• EXERCISE
Report every line of the entries that contains the word "Push".

• SOURCE MATERIAL
============================================================
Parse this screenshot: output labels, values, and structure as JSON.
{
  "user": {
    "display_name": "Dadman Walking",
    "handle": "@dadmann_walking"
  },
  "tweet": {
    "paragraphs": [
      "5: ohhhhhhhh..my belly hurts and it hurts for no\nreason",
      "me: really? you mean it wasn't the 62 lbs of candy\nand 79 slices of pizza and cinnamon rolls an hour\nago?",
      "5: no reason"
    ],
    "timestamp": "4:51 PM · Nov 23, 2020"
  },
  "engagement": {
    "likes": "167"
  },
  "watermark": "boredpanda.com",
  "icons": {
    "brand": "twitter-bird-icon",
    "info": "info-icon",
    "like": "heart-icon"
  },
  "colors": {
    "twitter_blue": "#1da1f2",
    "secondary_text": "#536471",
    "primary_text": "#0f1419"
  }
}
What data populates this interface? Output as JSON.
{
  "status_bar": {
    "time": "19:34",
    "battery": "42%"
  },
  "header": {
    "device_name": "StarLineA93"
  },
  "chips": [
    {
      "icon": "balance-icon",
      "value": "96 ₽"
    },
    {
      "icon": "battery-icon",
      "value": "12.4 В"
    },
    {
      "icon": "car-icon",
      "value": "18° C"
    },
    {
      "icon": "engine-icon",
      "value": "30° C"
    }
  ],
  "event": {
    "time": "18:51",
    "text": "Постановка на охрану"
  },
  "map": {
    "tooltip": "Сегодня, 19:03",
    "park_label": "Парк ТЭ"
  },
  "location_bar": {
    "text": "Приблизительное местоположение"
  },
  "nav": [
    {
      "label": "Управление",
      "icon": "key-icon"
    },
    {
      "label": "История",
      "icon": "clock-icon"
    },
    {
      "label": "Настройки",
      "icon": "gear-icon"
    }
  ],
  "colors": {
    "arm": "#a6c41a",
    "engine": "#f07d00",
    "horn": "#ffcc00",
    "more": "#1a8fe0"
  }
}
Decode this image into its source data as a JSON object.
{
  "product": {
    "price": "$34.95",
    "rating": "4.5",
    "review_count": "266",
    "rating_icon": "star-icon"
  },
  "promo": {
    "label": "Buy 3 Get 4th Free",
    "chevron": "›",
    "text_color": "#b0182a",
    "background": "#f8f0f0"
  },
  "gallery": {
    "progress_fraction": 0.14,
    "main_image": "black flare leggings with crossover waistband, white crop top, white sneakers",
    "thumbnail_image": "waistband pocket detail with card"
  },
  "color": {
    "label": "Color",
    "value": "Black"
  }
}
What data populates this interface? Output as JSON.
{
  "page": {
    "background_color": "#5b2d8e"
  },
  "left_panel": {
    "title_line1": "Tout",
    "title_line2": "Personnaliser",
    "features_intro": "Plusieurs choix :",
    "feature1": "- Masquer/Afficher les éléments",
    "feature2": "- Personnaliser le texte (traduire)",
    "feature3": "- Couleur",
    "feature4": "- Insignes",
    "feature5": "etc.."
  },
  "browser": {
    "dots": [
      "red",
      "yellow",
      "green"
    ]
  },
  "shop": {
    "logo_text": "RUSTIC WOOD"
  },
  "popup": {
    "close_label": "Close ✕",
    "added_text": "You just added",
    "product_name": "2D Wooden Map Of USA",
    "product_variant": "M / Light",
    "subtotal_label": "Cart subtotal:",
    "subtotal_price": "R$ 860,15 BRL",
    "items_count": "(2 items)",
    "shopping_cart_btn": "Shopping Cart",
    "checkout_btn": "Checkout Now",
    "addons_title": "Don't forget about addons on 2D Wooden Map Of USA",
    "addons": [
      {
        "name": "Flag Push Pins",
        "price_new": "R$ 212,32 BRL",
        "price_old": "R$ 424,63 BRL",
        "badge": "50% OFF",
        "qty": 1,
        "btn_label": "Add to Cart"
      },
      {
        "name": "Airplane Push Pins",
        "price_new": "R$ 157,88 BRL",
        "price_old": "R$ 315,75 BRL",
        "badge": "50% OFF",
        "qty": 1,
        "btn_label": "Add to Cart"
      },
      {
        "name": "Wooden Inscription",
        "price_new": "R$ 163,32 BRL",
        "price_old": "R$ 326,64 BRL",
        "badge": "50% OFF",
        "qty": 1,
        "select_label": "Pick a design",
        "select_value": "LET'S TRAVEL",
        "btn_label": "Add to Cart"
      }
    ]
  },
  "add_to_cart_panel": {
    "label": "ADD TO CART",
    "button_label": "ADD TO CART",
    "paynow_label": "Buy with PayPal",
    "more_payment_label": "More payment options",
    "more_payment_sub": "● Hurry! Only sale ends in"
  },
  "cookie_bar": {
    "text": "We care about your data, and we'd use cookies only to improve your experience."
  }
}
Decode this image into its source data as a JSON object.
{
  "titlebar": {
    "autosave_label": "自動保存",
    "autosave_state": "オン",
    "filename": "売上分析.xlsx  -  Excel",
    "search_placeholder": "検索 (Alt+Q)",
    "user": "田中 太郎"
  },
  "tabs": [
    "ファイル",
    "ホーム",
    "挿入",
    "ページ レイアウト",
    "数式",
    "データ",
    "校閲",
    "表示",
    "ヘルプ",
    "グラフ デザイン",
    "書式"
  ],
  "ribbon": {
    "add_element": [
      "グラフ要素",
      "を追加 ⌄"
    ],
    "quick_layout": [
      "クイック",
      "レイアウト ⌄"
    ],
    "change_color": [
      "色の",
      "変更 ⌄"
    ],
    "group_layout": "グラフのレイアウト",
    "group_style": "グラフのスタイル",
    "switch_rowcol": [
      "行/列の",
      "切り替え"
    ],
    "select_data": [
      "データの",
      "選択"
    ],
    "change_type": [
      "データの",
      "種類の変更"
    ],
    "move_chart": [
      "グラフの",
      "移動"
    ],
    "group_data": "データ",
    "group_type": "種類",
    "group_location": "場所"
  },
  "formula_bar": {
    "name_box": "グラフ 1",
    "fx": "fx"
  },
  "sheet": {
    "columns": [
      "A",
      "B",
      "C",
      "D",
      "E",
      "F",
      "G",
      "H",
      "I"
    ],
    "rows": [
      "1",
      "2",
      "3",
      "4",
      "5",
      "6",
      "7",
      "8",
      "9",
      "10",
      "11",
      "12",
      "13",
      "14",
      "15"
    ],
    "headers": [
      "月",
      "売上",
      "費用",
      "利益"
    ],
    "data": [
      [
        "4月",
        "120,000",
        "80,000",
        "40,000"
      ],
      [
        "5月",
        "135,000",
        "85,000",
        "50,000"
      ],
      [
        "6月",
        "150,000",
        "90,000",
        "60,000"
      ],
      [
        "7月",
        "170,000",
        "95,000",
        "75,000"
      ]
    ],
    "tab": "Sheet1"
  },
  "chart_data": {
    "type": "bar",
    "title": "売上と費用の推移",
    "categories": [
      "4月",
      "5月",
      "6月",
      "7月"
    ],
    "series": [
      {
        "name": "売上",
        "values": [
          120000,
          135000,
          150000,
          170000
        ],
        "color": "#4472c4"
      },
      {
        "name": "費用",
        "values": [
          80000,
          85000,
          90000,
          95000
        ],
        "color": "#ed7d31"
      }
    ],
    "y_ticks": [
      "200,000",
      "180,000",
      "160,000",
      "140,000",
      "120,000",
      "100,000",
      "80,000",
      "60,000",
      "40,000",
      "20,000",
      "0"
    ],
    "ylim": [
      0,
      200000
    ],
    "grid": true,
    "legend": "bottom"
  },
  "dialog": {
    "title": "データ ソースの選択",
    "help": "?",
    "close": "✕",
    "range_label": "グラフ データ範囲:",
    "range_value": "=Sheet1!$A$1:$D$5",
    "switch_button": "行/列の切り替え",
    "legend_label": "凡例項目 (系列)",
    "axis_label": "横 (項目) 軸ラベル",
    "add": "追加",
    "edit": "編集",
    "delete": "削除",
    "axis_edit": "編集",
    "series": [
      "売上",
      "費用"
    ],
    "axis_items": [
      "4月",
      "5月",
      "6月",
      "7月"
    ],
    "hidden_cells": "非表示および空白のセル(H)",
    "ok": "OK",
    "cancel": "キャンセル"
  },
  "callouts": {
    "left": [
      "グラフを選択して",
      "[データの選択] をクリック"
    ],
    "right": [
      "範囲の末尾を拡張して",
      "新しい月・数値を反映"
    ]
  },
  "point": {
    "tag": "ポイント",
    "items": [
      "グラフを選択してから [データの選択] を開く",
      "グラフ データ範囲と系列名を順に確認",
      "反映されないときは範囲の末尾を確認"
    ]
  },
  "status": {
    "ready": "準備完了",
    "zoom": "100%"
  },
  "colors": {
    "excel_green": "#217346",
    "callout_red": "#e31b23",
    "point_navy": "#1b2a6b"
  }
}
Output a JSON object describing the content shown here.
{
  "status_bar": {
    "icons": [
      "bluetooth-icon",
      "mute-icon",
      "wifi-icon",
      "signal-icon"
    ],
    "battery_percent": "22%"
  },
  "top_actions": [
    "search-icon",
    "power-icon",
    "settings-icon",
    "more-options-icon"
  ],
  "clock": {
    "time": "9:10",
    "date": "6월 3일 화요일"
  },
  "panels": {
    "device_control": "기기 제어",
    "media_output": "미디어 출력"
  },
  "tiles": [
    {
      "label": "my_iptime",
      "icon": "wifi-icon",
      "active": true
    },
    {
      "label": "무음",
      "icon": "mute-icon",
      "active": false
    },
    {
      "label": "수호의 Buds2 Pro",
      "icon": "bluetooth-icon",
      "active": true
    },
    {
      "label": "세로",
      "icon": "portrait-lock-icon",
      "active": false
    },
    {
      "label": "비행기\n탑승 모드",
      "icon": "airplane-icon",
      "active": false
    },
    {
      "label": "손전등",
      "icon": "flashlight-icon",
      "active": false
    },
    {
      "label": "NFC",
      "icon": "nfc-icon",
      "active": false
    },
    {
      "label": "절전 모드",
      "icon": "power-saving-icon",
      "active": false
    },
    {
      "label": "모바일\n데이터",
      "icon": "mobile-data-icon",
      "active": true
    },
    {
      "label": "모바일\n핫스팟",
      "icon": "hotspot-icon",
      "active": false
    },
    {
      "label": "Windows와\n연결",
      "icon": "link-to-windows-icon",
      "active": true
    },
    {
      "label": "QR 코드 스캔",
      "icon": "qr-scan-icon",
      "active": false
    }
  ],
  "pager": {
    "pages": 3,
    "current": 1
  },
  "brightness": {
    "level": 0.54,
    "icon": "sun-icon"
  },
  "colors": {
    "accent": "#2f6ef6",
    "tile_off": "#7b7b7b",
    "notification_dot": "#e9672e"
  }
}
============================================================
• OUTPUT OF THE TASK
        "name": "Flag Push Pins",
        "name": "Airplane Push Pins",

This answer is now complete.